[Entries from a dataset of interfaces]
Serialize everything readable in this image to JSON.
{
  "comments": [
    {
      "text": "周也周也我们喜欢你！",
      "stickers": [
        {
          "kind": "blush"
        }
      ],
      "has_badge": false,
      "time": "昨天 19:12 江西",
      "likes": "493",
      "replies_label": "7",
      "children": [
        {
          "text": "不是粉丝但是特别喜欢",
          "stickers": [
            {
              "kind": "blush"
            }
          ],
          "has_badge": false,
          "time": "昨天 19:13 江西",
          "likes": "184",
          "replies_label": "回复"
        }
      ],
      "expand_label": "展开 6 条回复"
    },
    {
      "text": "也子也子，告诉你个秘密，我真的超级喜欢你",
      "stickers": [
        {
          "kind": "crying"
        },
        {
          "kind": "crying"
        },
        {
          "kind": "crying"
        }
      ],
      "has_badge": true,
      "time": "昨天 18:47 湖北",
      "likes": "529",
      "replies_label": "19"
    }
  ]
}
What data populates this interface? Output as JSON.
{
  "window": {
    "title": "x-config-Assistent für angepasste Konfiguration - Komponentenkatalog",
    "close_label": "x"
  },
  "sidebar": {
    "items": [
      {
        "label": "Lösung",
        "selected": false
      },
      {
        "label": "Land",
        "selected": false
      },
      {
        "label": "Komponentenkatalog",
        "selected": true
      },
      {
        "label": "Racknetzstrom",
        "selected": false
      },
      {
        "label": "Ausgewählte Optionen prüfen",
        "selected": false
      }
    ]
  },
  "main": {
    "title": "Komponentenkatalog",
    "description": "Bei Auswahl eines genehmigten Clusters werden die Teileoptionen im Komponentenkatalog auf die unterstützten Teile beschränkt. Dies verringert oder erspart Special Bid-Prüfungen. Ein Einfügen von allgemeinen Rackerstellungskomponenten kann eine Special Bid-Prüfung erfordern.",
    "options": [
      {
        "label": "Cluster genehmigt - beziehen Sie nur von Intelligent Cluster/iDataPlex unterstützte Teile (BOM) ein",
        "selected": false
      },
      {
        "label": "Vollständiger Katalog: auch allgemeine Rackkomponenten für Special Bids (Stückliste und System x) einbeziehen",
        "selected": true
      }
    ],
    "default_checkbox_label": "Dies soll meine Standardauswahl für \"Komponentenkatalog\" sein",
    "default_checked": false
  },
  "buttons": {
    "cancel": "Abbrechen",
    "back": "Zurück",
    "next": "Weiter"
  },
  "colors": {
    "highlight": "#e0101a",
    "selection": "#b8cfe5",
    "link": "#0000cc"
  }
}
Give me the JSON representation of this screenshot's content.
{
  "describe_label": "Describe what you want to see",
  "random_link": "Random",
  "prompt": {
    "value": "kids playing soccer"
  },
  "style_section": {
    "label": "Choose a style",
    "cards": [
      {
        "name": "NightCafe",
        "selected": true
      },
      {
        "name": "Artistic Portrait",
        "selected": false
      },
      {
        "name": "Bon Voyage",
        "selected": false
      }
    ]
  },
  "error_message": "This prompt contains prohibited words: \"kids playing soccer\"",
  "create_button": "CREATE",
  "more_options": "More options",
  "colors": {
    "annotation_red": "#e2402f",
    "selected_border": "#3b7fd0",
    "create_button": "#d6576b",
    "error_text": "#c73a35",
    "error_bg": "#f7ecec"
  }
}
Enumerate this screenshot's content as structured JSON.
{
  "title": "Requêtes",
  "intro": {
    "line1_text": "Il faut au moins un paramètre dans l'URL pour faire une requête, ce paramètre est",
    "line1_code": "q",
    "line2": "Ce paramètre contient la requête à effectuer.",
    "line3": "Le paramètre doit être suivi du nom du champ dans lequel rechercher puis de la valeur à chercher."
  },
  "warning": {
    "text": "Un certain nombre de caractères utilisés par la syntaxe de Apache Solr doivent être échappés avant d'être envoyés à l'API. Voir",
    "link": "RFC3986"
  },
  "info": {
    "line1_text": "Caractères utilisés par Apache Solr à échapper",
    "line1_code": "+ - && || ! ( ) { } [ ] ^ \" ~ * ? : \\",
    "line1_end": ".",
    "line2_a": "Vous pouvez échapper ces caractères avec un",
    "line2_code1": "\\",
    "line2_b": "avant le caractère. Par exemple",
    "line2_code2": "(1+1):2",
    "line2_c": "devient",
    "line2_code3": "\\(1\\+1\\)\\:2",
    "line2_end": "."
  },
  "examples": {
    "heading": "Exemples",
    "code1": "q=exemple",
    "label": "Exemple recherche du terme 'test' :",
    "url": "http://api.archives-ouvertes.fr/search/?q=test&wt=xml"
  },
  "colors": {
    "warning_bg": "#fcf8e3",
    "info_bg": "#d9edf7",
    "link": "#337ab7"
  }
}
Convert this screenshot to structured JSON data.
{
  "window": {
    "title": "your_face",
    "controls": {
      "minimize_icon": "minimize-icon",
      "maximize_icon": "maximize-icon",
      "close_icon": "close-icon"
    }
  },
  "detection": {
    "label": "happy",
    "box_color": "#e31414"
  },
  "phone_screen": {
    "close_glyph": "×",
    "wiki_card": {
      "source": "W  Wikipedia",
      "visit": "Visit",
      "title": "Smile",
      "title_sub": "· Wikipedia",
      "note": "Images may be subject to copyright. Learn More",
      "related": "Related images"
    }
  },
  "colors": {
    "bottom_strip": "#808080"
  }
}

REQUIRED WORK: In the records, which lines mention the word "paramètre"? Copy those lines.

RESPONSE FOR THIS EXERCISE:
    "line1_text": "Il faut au moins un paramètre dans l'URL pour faire une requête, ce paramètre est",
    "line2": "Ce paramètre contient la requête à effectuer.",
    "line3": "Le paramètre doit être suivi du nom du champ dans lequel rechercher puis de la valeur à chercher."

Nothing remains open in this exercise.